We briefly summarize the facts relevant to the issue before the en banc court. Richardson was convicted of a single incident of possession of a firearm on February 4, 2003. At the time he possessed the firearm he was both a convicted felon and a drug user. The government charged Richardson in two separate counts, that is, one count of being a felon in possession of a firearm on February 4, 2003, and a separate count of being a drug user in possession of a firearm on the same date. Richardson argued that the counts of conviction for being a felon in possession of a firearm in violation of 18 U.S.C. § 922(g) (1) and being a drug user in possession of a firearm in violation of 18 U.S.C. § 922(g) (3) arose out of a single act of possession of a firearm and, therefore, should have been merged at sentencing into a single offense. The panel decision in this case affirmed the multiple convictions based on our controlling precedent in United States v. Peterson, 867 F.2d 1110 (8th Cir. 1989), abrogated on other grounds by Horton v. California, 496 U.S. 128, 110 S. Ct. 2301, 110 L. Ed. 2d 112 (1990).

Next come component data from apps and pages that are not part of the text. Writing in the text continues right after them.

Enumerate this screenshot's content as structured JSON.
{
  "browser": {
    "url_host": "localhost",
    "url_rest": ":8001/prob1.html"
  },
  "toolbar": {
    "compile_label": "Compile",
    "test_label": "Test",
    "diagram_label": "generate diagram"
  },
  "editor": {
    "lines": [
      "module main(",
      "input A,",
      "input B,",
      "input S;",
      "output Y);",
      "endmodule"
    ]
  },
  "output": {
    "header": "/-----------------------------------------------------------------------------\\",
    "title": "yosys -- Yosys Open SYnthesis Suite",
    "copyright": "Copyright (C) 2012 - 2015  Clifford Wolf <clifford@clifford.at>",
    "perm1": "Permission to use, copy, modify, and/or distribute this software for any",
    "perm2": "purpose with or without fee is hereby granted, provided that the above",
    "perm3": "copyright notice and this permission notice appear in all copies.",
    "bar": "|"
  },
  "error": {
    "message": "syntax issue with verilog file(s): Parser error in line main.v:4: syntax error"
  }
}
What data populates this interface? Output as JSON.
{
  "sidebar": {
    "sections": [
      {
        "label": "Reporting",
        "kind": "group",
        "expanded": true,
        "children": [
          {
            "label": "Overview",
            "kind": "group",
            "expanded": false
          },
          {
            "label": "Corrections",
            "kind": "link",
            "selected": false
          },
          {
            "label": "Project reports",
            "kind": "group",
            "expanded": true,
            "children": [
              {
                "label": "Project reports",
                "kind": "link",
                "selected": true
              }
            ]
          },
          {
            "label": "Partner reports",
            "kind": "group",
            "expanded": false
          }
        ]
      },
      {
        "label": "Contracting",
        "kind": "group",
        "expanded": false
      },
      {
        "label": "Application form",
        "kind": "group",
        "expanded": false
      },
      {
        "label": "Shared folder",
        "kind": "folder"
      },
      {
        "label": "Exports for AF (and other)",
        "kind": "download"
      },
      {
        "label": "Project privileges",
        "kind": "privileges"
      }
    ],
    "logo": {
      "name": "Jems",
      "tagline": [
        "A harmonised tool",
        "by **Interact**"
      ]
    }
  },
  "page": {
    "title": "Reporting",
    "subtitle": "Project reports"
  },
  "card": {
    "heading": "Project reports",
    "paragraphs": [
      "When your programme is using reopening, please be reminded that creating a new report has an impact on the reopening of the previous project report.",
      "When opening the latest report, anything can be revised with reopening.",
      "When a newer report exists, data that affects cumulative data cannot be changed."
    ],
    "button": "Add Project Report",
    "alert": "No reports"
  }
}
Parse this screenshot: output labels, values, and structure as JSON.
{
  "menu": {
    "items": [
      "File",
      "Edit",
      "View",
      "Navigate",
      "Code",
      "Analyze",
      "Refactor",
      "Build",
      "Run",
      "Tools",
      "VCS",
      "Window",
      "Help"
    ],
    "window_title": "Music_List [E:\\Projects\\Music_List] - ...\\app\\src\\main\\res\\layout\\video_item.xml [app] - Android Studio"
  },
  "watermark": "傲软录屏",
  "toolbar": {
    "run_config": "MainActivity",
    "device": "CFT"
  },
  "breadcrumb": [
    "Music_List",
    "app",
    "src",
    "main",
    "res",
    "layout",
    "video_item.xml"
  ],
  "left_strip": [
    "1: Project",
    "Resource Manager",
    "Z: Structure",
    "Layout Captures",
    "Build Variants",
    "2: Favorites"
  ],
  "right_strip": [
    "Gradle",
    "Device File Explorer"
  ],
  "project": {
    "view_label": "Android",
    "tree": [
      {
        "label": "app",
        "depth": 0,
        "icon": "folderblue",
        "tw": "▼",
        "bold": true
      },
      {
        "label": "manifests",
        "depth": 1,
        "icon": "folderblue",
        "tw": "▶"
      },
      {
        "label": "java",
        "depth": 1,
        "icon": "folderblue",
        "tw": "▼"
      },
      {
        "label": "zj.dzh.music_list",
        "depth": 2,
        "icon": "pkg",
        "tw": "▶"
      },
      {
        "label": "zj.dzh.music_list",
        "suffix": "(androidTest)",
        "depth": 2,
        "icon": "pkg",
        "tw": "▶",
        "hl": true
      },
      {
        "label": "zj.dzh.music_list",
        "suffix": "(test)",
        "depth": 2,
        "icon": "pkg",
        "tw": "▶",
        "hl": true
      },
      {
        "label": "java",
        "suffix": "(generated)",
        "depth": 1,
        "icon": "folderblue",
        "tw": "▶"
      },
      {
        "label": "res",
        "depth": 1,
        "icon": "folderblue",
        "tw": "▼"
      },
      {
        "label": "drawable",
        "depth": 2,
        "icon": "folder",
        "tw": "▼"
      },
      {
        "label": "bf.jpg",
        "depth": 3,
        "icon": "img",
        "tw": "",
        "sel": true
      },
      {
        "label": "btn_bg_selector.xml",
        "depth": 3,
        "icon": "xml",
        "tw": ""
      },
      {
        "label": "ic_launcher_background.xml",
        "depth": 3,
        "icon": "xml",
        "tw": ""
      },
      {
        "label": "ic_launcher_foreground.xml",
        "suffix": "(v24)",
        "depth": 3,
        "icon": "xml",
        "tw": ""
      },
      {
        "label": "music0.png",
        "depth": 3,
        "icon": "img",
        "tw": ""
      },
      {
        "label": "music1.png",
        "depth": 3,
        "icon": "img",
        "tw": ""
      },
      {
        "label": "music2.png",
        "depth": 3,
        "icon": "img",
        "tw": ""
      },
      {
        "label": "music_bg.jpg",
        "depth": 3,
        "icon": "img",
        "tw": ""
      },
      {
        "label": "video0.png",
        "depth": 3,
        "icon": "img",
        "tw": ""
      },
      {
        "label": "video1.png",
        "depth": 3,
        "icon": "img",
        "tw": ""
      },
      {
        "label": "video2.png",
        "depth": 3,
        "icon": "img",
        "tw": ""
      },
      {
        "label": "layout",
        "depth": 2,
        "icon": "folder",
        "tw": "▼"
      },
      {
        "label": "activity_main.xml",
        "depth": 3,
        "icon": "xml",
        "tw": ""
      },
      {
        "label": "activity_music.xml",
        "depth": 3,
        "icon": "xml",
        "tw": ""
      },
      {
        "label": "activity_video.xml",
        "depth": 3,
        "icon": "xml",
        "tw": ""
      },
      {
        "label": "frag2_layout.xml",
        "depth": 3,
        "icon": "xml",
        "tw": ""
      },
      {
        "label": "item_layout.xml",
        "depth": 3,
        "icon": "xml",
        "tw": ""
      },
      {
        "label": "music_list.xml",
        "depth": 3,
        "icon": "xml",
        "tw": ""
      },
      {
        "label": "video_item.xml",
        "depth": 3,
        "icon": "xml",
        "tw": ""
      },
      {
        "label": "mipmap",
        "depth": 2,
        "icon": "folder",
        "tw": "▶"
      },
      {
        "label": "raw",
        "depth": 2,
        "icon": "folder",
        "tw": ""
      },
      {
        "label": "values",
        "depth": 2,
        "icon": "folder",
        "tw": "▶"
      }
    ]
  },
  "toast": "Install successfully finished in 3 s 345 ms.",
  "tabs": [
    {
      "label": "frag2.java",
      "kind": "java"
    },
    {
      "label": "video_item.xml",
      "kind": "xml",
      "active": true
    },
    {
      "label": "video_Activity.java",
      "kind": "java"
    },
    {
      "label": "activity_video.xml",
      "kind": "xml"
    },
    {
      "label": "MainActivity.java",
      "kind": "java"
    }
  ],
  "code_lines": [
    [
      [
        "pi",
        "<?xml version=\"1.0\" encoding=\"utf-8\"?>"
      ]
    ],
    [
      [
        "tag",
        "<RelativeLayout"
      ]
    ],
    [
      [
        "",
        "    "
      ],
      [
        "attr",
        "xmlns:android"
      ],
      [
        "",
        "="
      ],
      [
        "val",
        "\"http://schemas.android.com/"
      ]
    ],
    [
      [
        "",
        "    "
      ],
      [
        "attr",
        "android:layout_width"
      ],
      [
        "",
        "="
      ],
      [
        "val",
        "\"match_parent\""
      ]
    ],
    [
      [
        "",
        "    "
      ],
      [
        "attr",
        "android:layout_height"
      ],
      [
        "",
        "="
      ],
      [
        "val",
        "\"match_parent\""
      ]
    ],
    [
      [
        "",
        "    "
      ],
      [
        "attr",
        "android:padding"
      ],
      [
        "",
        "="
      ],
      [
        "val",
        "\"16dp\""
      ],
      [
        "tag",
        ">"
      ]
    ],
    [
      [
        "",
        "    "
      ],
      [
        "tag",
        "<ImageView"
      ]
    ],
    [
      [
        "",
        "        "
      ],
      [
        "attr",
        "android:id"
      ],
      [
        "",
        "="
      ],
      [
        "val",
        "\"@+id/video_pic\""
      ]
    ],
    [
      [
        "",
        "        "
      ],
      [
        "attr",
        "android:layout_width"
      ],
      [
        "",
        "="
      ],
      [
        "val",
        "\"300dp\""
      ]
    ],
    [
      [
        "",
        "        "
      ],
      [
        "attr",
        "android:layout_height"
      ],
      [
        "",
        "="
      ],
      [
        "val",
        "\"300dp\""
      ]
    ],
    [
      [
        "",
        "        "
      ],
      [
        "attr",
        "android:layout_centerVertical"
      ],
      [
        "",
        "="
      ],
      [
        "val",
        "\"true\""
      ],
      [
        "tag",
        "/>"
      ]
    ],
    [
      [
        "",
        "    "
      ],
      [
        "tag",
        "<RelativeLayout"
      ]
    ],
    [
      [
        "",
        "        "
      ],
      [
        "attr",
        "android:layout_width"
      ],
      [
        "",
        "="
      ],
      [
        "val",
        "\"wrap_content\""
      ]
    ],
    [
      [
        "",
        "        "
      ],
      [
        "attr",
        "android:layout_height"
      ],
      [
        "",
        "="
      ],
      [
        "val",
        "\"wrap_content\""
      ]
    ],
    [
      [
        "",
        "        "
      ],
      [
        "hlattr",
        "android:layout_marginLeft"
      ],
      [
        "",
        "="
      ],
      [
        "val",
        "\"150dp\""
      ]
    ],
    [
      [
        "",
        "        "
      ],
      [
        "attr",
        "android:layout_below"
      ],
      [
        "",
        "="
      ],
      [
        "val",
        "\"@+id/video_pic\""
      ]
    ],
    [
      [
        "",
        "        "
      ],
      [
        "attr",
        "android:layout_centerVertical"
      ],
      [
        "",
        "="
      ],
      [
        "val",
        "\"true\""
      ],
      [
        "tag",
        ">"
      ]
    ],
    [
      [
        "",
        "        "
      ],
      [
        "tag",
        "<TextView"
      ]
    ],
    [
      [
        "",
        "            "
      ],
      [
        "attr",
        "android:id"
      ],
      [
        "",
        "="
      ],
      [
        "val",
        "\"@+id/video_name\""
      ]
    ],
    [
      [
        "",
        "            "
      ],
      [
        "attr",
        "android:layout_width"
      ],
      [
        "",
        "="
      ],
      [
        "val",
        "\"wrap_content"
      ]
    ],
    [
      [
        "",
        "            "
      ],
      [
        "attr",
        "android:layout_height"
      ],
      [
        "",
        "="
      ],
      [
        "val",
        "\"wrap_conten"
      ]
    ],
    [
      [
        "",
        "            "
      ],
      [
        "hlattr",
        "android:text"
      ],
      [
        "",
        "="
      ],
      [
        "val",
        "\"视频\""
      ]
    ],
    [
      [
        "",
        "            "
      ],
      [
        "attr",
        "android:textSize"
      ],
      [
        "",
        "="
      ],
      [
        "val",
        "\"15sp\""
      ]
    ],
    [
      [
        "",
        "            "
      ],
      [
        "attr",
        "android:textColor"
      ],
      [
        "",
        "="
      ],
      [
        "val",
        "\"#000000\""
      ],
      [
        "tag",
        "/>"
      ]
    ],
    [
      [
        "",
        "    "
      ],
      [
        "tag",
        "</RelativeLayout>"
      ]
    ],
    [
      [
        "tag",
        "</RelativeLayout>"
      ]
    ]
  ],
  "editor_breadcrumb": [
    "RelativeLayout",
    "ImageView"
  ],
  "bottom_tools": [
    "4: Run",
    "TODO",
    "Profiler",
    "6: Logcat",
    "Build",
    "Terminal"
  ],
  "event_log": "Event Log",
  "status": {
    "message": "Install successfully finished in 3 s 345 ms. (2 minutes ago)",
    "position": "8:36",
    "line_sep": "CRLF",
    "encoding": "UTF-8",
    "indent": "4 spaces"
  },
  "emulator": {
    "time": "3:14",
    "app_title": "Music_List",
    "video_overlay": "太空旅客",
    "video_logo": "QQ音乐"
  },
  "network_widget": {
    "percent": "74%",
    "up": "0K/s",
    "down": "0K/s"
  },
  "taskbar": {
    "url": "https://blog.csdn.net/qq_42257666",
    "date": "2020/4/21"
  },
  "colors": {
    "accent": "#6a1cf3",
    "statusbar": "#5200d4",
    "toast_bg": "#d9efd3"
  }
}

In Peterson, we held that separate convictions for § 922(g) (1) and § 922(g) (3) arising out of a single act of firearm possession were not multiplicitous. We now overrule Peterson and join all the other Circuits that have addressed this issue to hold that Congress intended the "allowable unit of prosecution" to be an incident of possession regardless of whether a defendant satisfied more than one § 922(g) classification, possessed more than one firearm, or possessed a firearm and ammunition. See Bell v. United States, 349 U.S. 81, 81, 75 S. Ct. 620, 99 L. Ed. 905 (1955) (describing the unit of prosecution test); see also, United States v. Verrecchia, 196 F.3d 294, 297-98 (1st Cir. 1999) (applying Bell to hold that a felon's possession of multiple firearms comprised a single offense); United States v. Dunford, 148 F.3d 385, 388-90 (4th Cir. 1998) (applying Bell to hold that the possession of multiple firearms and ammunition by a felon who was also an illegal drug user comprised a single offense); United States v. Cunningham, 145 F.3d 1385, 1398-99 (D.C. Cir. 1998) (applying Bell to hold that the possession of multiple firearms comprised only one offense barring proof that the firearms were obtained at different times or stored separately); United States v. Keen, 104 F.3d 1111, 1118-20 (9th Cir. 1996) (applying Bell to hold that a felon's possession of a firearm and ammunition comprised only one offense); United States v. Hall, 77 F.3d 398, 402 (11th Cir. 1996) (holding that a felon's simultaneous possession of a firearm and ammunition comprised only one offense); United States v. Munoz-Romo, 989 F.2d 757, 758-59 (5th Cir. 1993) (holding that the possession of a firearm by an illegal alien who was also a felon comprised only one offense); United States v. Throneburg, 921 F.2d 654, 657 (6th Cir. 1990) (holding that a felon's simultaneous possession of a firearm and ammunition comprised only one offense); United States v. Pelusio, 725 F.2d 161, 168-69 (2d Cir. 1983) (applying Bell to hold that the receipt of a firearm and ammunition comprised only one offense); United States v. Valentine, 706 F.2d 282, 292-94 (10th Cir. 1983) (applying Bell to hold that the simultaneous possession of more than one weapon constituted only one offense); United States v. Frankenberry, 696 F.2d 239, 244-45 (3d Cir. 1982) (applying Bell to hold that the receipt of multiple firearms comprised only one offense); United States v. Oliver, 683 F.2d 224, 232-33 (7th Cir. 1982) (applying Bell to hold that the simultaneous receipt of a firearm and ammunition comprised only one offense).

We remand to the district court to vacate the sentence, merge the counts of conviction into one count, and resentence the defendant based on a single conviction under 18 U.S.C. § 922(g).